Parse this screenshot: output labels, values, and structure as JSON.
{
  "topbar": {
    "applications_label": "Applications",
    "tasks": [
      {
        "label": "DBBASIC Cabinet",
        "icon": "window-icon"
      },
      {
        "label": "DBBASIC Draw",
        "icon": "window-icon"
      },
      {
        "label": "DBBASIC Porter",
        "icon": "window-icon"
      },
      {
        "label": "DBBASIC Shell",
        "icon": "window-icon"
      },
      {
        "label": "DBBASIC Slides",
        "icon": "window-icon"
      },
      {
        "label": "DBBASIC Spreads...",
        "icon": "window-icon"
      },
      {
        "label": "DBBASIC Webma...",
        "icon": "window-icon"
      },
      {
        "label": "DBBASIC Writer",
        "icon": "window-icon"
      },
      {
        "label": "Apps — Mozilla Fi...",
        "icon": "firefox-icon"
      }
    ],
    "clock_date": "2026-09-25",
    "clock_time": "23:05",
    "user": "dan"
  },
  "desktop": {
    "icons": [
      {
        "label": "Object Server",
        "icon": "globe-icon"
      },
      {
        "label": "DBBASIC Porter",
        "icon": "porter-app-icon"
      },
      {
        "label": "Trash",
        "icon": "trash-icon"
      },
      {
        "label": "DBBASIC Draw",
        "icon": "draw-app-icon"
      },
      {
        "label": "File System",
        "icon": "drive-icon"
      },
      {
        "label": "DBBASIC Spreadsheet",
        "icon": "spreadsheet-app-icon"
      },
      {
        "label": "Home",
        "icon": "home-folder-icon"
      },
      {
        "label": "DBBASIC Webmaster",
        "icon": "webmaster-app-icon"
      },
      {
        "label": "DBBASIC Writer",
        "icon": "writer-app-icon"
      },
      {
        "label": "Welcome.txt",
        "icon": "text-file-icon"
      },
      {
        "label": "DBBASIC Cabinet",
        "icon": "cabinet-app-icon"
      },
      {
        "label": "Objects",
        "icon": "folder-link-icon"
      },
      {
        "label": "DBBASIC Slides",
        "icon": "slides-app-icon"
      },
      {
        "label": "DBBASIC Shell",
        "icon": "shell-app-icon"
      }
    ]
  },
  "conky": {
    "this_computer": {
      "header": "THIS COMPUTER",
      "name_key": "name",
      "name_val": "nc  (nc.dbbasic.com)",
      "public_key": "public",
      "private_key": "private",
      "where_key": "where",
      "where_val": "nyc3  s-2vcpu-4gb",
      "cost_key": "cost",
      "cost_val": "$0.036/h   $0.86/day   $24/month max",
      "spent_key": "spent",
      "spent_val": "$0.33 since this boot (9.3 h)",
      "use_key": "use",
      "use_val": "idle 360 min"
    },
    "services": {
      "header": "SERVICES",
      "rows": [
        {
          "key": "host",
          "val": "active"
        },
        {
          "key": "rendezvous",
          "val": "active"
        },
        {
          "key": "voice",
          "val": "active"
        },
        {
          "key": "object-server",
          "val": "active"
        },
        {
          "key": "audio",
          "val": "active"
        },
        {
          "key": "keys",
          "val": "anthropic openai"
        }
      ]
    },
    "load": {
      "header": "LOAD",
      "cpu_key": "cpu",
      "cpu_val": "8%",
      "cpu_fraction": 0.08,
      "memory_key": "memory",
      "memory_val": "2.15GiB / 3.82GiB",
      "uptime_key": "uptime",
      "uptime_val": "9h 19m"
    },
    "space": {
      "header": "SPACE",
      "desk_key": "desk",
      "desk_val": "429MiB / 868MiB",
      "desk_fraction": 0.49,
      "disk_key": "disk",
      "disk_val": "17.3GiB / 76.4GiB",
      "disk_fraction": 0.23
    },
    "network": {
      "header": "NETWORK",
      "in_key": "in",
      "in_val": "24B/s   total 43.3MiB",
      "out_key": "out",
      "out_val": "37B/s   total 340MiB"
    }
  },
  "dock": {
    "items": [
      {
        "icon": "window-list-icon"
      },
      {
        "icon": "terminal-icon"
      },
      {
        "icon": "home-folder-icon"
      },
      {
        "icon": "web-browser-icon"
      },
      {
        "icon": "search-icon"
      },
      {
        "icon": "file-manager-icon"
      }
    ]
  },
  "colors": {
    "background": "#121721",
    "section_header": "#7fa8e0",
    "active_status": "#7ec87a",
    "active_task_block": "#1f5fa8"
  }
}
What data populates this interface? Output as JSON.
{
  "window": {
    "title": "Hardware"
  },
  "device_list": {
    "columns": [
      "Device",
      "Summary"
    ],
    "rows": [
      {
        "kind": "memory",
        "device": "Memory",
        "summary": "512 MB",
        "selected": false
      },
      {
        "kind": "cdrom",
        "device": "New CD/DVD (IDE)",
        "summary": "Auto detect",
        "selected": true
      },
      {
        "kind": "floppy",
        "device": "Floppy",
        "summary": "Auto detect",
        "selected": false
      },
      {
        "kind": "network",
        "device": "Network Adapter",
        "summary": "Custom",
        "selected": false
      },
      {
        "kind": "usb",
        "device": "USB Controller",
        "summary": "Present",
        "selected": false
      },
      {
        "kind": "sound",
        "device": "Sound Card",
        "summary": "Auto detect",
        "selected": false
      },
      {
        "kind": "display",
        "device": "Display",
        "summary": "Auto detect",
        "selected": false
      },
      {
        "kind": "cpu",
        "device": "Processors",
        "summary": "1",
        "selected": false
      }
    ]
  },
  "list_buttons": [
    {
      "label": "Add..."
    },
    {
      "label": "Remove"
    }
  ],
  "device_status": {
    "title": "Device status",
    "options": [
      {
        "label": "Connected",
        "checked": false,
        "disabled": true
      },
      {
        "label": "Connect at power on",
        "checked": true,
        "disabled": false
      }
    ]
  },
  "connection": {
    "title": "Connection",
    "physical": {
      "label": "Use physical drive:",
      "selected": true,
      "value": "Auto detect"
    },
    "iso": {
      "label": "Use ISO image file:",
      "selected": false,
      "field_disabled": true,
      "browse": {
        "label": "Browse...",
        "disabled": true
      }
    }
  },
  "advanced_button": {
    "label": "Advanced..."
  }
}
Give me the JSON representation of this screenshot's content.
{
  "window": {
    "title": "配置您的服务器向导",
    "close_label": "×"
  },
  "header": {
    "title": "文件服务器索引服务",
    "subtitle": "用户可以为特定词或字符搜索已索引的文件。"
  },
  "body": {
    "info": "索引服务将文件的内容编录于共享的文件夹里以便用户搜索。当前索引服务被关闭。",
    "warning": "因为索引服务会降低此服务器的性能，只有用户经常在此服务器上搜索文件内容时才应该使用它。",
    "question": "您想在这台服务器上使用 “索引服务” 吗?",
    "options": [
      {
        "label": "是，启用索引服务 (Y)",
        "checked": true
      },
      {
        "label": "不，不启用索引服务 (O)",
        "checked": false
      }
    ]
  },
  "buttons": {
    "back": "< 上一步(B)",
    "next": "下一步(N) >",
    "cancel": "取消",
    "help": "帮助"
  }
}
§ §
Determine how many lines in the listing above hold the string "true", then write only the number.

7